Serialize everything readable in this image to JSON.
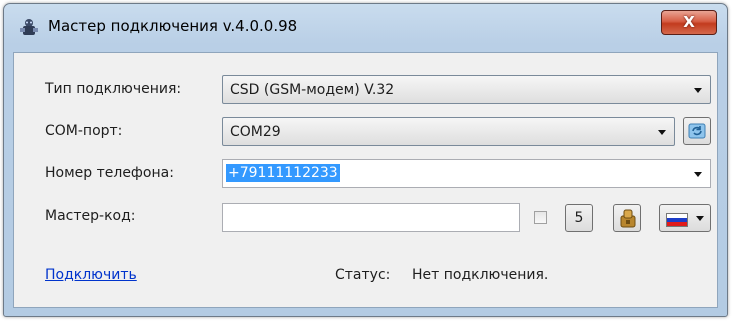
{
  "window": {
    "title": "Мастер подключения v.4.0.0.98",
    "close_label": "X"
  },
  "form": {
    "connection_type_label": "Тип подключения:",
    "connection_type_value": "CSD (GSM-модем) V.32",
    "com_port_label": "COM-порт:",
    "com_port_value": "COM29",
    "phone_label": "Номер телефона:",
    "phone_value": "+79111112233",
    "master_code_label": "Мастер-код:",
    "master_code_value": "",
    "number_button_label": "5",
    "language_flag": "russian-flag"
  },
  "footer": {
    "connect_link": "Подключить",
    "status_label": "Статус:",
    "status_value": "Нет подключения."
  },
  "colors": {
    "selection": "#3399ff",
    "link": "#0033cc",
    "close_button": "#c9452a"
  }
}
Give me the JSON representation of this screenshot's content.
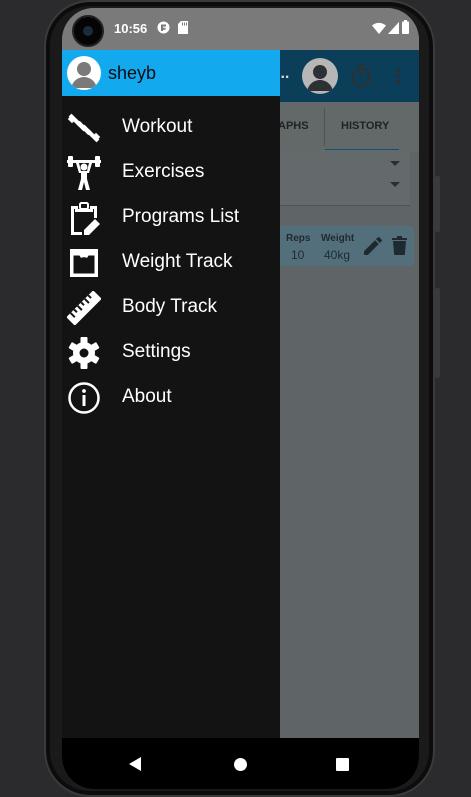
{
  "status_bar": {
    "time": "10:56"
  },
  "drawer": {
    "user_name": "sheyb",
    "items": [
      {
        "label": "Workout",
        "icon": "dumbbell-icon"
      },
      {
        "label": "Exercises",
        "icon": "weightlifter-icon"
      },
      {
        "label": "Programs List",
        "icon": "clipboard-edit-icon"
      },
      {
        "label": "Weight Track",
        "icon": "scale-icon"
      },
      {
        "label": "Body Track",
        "icon": "ruler-icon"
      },
      {
        "label": "Settings",
        "icon": "gear-icon"
      },
      {
        "label": "About",
        "icon": "info-icon"
      }
    ]
  },
  "background_app": {
    "title_fragment": "...",
    "tabs": [
      "APHS",
      "HISTORY"
    ],
    "history_card": {
      "reps_label": "Reps",
      "reps_value": "10",
      "weight_label": "Weight",
      "weight_value": "40kg"
    }
  },
  "colors": {
    "drawer_header": "#12a9ef",
    "drawer_bg": "#131313",
    "toolbar_dimmed": "#0b3e59"
  }
}
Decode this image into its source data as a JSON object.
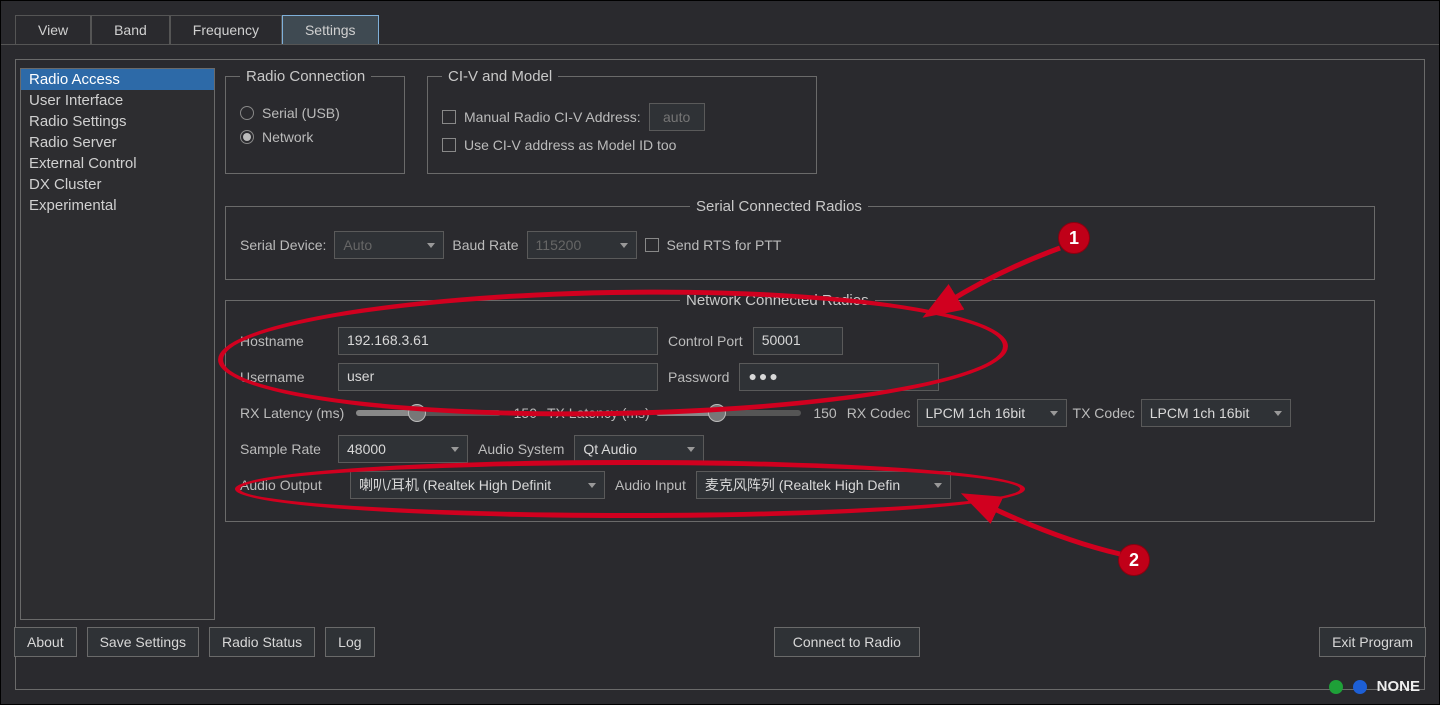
{
  "tabs": [
    "View",
    "Band",
    "Frequency",
    "Settings"
  ],
  "active_tab": "Settings",
  "sidebar": {
    "items": [
      "Radio Access",
      "User Interface",
      "Radio Settings",
      "Radio Server",
      "External Control",
      "DX Cluster",
      "Experimental"
    ],
    "selected": "Radio Access"
  },
  "radio_connection": {
    "legend": "Radio Connection",
    "serial_label": "Serial (USB)",
    "network_label": "Network",
    "selected": "Network"
  },
  "civ": {
    "legend": "CI-V and Model",
    "manual_label": "Manual Radio CI-V Address:",
    "auto_placeholder": "auto",
    "useasmodel_label": "Use CI-V address as Model ID too"
  },
  "serial_group": {
    "legend": "Serial Connected Radios",
    "serial_device_label": "Serial Device:",
    "serial_device_value": "Auto",
    "baud_label": "Baud Rate",
    "baud_value": "115200",
    "rts_label": "Send RTS for PTT"
  },
  "network_group": {
    "legend": "Network Connected Radios",
    "hostname_label": "Hostname",
    "hostname_value": "192.168.3.61",
    "control_port_label": "Control Port",
    "control_port_value": "50001",
    "username_label": "Username",
    "username_value": "user",
    "password_label": "Password",
    "password_value": "●●●",
    "rx_latency_label": "RX Latency (ms)",
    "rx_latency_value": "150",
    "tx_latency_label": "TX Latency (ms)",
    "tx_latency_value": "150",
    "rx_codec_label": "RX Codec",
    "rx_codec_value": "LPCM 1ch 16bit",
    "tx_codec_label": "TX Codec",
    "tx_codec_value": "LPCM 1ch 16bit",
    "sample_rate_label": "Sample Rate",
    "sample_rate_value": "48000",
    "audio_system_label": "Audio System",
    "audio_system_value": "Qt Audio",
    "audio_output_label": "Audio Output",
    "audio_output_value": "喇叭/耳机 (Realtek High Definit",
    "audio_input_label": "Audio Input",
    "audio_input_value": "麦克风阵列 (Realtek High Defin"
  },
  "buttons": {
    "about": "About",
    "save": "Save Settings",
    "radio_status": "Radio Status",
    "log": "Log",
    "connect": "Connect to Radio",
    "exit": "Exit Program"
  },
  "status": {
    "text": "NONE"
  },
  "annotations": {
    "b1": "1",
    "b2": "2"
  }
}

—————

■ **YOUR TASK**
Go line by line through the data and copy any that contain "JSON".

■ **EXERCISE RESULT**
Serialize everything readable in this image to JSON.
Give me the JSON representation of this screenshot's content.
Decode this image into its source data as a JSON object.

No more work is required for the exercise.